_Dataset records:_
◇ ◇ ◇

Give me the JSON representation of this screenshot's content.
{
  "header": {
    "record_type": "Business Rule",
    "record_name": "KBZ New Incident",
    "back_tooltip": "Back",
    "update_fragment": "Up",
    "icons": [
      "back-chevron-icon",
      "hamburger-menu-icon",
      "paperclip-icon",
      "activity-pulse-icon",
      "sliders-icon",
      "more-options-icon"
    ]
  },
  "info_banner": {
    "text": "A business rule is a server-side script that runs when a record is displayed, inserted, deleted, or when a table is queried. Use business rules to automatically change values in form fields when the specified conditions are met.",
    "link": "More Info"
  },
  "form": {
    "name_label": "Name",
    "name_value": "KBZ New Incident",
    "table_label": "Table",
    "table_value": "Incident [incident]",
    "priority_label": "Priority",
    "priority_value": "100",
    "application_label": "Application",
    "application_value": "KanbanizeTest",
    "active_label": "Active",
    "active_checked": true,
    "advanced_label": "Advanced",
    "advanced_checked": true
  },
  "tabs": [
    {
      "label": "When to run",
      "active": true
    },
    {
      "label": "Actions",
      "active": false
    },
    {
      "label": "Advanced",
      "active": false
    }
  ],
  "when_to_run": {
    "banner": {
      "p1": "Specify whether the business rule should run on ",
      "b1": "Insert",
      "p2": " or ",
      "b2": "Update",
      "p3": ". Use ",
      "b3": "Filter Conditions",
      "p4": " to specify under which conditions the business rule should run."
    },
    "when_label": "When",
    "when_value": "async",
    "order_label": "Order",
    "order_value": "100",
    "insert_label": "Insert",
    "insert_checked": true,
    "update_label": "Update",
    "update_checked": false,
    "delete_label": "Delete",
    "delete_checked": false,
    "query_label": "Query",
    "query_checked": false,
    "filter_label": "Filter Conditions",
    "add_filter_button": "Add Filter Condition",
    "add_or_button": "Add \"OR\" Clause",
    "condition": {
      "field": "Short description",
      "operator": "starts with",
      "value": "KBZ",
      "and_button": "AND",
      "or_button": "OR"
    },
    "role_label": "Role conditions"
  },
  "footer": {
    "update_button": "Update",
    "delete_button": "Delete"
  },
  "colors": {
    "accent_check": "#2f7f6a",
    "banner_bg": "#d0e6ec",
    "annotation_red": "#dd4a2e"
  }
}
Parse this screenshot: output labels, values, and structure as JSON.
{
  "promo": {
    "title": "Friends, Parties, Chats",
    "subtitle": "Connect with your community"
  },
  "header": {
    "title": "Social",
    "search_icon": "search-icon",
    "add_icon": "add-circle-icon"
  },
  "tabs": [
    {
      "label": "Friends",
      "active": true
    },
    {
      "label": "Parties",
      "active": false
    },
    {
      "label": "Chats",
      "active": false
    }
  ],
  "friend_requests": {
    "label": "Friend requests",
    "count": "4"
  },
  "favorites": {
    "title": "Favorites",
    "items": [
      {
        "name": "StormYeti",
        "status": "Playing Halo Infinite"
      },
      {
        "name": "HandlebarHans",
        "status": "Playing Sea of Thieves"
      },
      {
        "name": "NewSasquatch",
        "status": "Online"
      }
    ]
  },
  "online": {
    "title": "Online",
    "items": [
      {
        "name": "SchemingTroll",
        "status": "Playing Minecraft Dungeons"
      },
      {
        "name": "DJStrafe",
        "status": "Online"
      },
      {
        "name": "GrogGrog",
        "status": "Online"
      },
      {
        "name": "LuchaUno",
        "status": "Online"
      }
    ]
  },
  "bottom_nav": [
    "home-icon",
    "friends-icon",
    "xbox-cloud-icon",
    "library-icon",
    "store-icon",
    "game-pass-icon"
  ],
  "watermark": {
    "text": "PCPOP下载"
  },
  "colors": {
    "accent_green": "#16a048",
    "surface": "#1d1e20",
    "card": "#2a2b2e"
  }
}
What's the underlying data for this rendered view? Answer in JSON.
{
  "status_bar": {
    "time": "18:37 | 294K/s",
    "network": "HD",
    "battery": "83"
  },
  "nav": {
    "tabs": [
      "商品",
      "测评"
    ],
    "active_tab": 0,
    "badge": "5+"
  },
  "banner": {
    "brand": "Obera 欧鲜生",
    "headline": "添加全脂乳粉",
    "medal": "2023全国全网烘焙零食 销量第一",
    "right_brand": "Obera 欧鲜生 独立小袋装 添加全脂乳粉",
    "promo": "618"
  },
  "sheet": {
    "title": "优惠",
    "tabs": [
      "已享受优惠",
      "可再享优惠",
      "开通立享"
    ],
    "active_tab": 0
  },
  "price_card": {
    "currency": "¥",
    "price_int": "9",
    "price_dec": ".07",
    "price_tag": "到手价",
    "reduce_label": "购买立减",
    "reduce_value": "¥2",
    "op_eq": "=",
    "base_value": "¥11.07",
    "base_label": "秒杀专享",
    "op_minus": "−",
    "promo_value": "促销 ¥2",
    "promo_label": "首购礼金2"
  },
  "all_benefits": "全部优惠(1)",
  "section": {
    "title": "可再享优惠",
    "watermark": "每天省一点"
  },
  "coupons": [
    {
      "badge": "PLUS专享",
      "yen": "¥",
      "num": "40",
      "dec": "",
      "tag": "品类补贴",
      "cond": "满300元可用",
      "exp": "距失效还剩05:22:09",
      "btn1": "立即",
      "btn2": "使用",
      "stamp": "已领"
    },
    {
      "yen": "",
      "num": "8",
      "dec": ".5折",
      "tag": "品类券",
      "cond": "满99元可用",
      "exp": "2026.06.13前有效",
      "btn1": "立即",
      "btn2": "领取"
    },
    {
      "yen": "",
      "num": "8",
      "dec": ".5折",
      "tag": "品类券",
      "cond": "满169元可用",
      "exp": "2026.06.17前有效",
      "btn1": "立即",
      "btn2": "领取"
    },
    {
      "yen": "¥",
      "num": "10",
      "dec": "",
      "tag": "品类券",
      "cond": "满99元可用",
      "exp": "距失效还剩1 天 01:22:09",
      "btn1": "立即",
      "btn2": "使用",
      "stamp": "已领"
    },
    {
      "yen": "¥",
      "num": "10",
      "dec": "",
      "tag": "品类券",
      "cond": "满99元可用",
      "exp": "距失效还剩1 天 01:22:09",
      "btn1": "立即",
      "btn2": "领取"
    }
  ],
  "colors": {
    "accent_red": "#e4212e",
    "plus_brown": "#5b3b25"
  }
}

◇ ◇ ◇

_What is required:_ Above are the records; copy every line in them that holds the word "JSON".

_Expected answer:_
Give me the JSON representation of this screenshot's content.
Parse this screenshot: output labels, values, and structure as JSON.
What's the underlying data for this rendered view? Answer in JSON.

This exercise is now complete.